-- What is expected --
In the data that follows, how many lines contain the word "ЗАДАЧИ"? Give only that number.
_ _ _
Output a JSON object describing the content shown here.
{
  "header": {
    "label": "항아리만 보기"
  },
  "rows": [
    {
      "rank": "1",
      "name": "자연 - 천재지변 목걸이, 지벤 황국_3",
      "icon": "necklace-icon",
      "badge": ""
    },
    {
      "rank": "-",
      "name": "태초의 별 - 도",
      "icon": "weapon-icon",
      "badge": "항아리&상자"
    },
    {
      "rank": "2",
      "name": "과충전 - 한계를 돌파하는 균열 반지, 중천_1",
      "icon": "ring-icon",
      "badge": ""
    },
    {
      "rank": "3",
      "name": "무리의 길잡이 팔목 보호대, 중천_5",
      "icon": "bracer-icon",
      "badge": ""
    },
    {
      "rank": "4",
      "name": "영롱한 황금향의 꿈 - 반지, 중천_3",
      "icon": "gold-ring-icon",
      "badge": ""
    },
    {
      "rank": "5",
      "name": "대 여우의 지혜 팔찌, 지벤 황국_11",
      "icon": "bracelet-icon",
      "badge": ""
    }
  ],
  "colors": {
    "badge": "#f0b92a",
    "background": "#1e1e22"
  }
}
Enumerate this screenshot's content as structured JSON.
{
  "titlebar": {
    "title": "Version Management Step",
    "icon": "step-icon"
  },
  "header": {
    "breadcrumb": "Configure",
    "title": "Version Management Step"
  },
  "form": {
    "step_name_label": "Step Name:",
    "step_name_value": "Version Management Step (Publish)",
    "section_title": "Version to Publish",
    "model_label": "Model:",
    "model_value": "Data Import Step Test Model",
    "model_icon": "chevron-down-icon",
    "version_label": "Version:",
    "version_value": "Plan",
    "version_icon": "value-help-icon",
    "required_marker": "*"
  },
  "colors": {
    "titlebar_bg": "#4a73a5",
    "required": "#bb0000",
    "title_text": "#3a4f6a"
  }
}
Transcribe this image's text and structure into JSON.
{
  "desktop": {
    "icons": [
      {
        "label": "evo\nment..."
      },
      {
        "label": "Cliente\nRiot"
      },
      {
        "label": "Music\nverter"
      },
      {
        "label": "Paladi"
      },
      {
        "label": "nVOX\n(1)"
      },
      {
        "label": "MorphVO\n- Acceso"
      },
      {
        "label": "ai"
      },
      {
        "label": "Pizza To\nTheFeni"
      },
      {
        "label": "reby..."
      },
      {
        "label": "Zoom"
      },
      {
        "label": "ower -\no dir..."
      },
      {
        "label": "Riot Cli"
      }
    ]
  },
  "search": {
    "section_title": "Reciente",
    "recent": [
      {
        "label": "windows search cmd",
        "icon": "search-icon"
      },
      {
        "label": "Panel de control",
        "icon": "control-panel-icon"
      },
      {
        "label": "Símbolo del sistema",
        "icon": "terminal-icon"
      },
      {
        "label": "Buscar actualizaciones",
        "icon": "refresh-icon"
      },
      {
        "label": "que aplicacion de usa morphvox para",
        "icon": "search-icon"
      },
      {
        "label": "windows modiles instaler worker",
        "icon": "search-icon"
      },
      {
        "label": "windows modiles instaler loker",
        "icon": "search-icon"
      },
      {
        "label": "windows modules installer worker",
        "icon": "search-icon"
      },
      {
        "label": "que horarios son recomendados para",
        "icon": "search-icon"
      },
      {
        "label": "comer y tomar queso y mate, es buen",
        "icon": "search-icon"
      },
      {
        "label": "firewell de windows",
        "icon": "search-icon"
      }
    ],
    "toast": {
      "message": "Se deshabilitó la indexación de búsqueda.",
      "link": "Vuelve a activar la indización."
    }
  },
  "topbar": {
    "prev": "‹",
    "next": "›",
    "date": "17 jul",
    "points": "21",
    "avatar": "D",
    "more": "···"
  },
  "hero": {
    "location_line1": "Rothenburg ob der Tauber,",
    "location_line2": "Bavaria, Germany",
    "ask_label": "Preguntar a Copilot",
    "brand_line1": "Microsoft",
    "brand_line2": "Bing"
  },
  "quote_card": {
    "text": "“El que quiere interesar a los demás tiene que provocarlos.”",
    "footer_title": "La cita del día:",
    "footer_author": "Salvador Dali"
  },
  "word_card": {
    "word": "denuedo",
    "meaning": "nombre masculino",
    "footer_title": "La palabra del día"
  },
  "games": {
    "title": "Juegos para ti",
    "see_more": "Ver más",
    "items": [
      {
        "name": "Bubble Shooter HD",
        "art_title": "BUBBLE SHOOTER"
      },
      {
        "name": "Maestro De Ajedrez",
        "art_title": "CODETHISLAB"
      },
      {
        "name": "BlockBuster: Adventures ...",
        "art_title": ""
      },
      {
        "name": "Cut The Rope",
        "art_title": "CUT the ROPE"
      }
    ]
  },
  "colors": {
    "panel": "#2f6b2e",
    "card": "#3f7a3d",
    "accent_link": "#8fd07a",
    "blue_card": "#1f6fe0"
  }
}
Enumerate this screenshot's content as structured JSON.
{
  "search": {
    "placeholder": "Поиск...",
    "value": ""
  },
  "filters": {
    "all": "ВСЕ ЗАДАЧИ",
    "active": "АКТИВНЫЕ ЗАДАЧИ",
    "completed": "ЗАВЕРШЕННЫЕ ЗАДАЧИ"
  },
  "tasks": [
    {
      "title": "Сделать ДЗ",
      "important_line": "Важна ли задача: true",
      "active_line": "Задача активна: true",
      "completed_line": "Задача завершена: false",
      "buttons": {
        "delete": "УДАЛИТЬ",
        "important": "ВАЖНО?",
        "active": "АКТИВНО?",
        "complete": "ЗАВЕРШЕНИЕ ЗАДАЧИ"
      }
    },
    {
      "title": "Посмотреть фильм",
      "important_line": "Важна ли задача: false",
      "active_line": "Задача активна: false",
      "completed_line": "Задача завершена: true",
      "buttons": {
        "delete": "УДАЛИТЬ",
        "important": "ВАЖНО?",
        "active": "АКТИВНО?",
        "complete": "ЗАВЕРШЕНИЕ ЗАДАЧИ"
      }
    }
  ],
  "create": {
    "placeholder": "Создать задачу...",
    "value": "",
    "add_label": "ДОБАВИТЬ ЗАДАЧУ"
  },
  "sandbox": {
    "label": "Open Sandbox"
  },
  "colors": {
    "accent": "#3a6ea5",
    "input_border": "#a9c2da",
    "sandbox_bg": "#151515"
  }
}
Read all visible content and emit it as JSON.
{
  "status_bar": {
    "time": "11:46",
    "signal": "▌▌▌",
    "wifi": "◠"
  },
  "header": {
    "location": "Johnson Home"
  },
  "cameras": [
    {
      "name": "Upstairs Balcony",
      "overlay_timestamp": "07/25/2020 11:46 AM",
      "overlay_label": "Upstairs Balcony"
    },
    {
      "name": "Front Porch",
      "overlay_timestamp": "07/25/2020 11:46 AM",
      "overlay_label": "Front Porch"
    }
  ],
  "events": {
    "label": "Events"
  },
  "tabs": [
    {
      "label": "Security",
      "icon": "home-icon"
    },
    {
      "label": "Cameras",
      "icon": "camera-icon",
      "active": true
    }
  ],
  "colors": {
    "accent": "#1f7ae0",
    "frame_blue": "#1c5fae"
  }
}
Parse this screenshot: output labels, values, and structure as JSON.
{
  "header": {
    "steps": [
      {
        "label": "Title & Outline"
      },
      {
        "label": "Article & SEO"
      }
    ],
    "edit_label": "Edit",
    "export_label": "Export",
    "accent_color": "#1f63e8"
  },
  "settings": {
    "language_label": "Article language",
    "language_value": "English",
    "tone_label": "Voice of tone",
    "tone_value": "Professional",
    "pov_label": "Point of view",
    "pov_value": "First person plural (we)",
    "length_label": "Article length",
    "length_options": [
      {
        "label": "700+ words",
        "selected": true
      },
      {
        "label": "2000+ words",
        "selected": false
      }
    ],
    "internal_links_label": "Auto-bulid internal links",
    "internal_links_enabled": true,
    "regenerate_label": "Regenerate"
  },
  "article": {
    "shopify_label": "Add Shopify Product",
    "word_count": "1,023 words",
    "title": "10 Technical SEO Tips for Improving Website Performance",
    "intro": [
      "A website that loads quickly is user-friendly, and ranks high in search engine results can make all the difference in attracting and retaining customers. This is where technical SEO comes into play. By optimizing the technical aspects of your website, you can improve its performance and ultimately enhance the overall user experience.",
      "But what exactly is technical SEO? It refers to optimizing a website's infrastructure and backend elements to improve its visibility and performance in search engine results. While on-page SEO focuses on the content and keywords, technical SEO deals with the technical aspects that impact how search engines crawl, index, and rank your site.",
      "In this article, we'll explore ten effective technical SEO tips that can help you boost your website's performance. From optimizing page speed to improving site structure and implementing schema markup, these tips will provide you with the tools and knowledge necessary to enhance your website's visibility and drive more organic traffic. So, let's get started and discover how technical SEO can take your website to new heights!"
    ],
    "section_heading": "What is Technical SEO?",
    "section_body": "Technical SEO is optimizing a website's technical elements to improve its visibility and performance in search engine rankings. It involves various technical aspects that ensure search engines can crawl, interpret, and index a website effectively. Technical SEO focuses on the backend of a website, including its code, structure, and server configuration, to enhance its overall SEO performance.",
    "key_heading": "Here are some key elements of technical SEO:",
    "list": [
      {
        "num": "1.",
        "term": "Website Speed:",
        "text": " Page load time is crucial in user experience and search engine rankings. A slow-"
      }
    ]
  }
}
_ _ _
-- Reply to the exercise --
5